“Steven excitedly told me what he had to do to make those costumes for his films originally,” he said. “They once tried to dye t-shirts black, and they came out grey. They printed out Nazi insignias to put on all the shirts. We took a page from that and did it in that low-tech way. We also dyed the shirts, and it’s hard to get a dense black. We kept in the mindset of where these kids got these things. A lot of the helmets were helmet liners that their fathers may have brought back from World War II. Army Surplus, at the time, was quite fruitful before the ’60s emptied them out. At that time, kids could get things rather cheaply. We really tried to recreate what Steven had to do.”
When Sam begins dating Monica, the film expands to include younger people, and we see different colors and textures from when Sam was younger. On the senior ditch day, Bridges uses pale pinks and greens, and Monica’s prom dress is a highlight from the second half of The Fabelmans. You can tell that Monica feels beautiful in her dress, but Bridges revealed how he was drawn to a specific vintage piece.
“That’s a real vintage dress that I found,” Bridges said. “I was drawn to it for the purity aspect to it–that’s her face to the world. The front of the dress–the way that the sash was created in the front–looks like a cross. There’s a bow up top and it goes out on the sides with a long tail in the front. Steven had been shooting with it for half of a day and then I hear, “Where’s Mark Bridges? Monica’s dress has a cross on it!” There’s an element of me going with a gut reaction, and that felt right to me. Clothes have character, and the character of that dress met up with Monica. It just seemed right. Divine Intervention, so to speak, helped us.”

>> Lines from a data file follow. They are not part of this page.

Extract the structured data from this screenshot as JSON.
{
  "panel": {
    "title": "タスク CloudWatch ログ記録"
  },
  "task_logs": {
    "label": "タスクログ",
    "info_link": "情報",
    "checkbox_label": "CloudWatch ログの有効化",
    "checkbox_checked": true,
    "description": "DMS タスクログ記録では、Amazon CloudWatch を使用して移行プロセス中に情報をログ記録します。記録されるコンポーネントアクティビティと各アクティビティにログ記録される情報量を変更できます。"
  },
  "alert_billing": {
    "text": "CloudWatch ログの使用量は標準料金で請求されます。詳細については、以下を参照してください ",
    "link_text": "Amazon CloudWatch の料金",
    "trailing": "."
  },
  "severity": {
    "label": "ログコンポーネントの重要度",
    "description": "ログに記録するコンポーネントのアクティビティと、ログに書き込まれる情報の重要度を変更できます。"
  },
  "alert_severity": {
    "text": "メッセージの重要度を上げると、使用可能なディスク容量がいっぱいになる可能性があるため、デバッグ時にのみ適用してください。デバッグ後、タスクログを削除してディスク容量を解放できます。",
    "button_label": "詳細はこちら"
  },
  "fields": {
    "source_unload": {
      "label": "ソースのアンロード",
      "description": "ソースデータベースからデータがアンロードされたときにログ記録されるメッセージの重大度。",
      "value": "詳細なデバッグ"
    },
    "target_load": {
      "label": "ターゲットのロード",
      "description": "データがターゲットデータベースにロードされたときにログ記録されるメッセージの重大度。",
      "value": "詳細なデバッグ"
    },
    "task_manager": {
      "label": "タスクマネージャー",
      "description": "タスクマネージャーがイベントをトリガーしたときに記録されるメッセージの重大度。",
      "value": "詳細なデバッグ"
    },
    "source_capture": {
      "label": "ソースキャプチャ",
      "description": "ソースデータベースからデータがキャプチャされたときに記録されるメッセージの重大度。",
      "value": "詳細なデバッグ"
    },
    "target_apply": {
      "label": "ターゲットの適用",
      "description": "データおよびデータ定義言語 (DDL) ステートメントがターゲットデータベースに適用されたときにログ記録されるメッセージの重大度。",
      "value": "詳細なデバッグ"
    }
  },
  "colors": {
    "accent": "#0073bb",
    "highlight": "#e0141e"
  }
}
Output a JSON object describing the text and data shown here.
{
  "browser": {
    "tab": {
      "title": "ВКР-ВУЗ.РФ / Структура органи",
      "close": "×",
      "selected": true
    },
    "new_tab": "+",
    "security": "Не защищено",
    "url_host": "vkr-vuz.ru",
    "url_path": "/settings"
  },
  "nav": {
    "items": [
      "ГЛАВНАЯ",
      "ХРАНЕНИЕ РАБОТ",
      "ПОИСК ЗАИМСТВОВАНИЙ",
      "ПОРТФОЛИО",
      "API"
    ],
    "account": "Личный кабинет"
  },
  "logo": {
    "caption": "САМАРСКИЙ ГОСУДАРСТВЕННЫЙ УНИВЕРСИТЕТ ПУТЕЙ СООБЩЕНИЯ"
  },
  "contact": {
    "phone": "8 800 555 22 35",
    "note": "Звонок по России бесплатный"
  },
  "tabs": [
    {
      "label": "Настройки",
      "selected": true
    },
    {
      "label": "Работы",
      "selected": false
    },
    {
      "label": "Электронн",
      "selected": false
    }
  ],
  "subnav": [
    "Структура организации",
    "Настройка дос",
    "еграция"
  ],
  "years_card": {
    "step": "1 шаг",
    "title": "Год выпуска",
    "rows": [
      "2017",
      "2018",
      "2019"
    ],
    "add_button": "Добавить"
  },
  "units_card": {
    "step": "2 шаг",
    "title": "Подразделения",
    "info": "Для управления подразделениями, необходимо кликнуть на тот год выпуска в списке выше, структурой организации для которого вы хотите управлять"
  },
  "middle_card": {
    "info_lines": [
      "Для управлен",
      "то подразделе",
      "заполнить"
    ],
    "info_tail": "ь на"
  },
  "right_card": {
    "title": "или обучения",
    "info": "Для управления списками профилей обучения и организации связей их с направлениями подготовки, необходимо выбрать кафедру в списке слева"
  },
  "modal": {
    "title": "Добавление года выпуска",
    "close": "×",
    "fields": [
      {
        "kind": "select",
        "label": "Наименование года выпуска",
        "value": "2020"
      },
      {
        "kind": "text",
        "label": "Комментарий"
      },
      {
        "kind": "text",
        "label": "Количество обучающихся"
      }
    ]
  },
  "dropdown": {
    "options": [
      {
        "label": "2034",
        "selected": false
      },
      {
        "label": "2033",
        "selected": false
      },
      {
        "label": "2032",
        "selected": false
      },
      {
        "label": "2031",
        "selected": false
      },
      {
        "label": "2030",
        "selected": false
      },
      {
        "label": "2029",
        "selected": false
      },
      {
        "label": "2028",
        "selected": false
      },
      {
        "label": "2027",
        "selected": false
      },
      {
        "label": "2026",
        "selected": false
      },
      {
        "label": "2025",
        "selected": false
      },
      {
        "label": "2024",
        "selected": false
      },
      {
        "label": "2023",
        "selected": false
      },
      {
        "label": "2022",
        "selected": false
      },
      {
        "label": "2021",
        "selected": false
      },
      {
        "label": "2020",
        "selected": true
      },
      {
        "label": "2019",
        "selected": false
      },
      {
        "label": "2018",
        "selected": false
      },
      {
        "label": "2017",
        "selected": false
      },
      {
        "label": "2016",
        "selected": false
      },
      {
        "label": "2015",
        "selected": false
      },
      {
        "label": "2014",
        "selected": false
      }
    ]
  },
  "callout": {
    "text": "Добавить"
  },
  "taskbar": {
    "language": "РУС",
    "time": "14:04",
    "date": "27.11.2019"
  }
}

There is a lot of character-driven pieces that I would want to nab from Bridge’s designs for myself. In the scene between Gabriel LaBelle and Seth Rogen where Sam is selling his camera, LaBelle’s Sam is wearing plaid jacket that I would wear everywhere. Rogen’s Benny sports a green hat that seems like a small detail, but he puts it on Mitzi in a key moment (“That was something that Steven asked for…he thought it would be perfect for that,” he said). Bridges has a particular piece of casual eveningwear that he would want to take.
“At some point, in the middle of the night when Mitzi is playing the piano in her Lanz flannel nightgown–which Leah really wore–Paul’s character is wearing this avocado, cotton robe,” he said. “I thought it was such an interesting garment. It was the moment of the ’60s and, in Arizona, he doesn’t need something heavy. I thought the color really spoke to me, and it would be perfectly smart today.
The Fabelmans is in theaters now.